In 1995 the Connemara Pony Breeders’ Society decided to establish a heritage centre / museum dedicated solely to the Connemara Pony, given this great interest in Ireland ‘s only native equine breed. The Connemara Pony Breeders’ Society undertook a major fund raising initiative to establish and develop the heritage centre / museum dedicated to the breed. The purchase of the site and the building of the centre cost €360K. This was funded via various fund raising initiatives that were undertaken by the society members, breeders and the general public, as well as a grant of €120K from Galway Rural Development through the Leader Programme.

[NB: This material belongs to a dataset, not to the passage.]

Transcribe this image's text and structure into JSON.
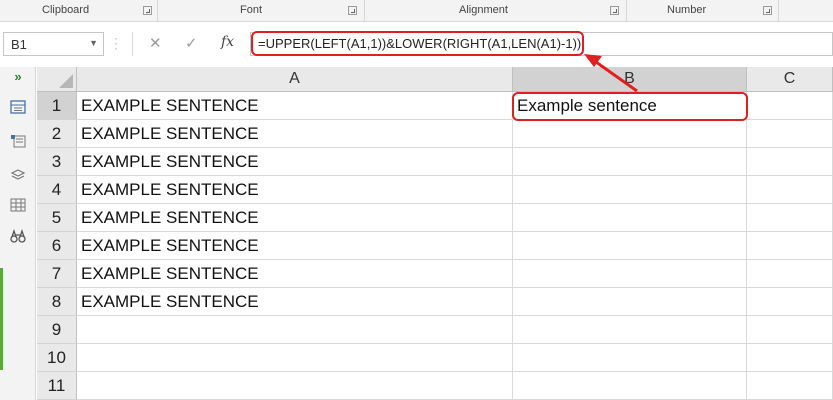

All the building work is now completed and the Society want to further develop the heritage centre / museum. To this end the Society is working in close co-operation since 2002 with Ms. Marie Mannion , Heritage Officer, Galway County Council to develop a viable and sustainable heritage centre / museum. We have also been in communication with the National Museum of Country Life, Turlough Park House, Castlebar, Co. Mayo and Mr. Robert Heslip, Ulster Museum regarding the development of a sustainable management plan for the heritage centre / museum. This 5-year plan addresses the following issues:
After an initial meeting between members of the Society and Ms Marie Mannion , in early 2003, it was decided that the development of an exhibition would be the area which would be addressed in 2003.
Therefore the Society developed an exhibition that outlined the Heritage of the Connemara Pony together with the history and development of the Society.
In February 2003, the Heritage council granted the Connemara Pony Breeders’ Society €2000 towards this exhibition. It was decided to contact Mr. Robert Heslip to assist the Society in developing this exhibition. Members of the Society undertook research into the history of the pony and the Society. This involved collecting and collating photographs, press cuttings, researching published materials, consulting the show catalogues, stud books, membership books and conducting interviews.
Following an additional meeting with Mr Heslip it was decided to produce 10 panels as follows:
This exhibition was launched as part of the Connemara Pony Show in August 2003.
The exhibition has been developed in such a manner that it can be easily transported to various events which the Society holds during the year. There has been very positive feedback from members of the Society, members of the public, overseas visitors, and the schools in the area.
The Society now proposes to concentrate on the management of the Society archives, the documentation of the collection and making of this information available to the public in adherence to the principles of best practice.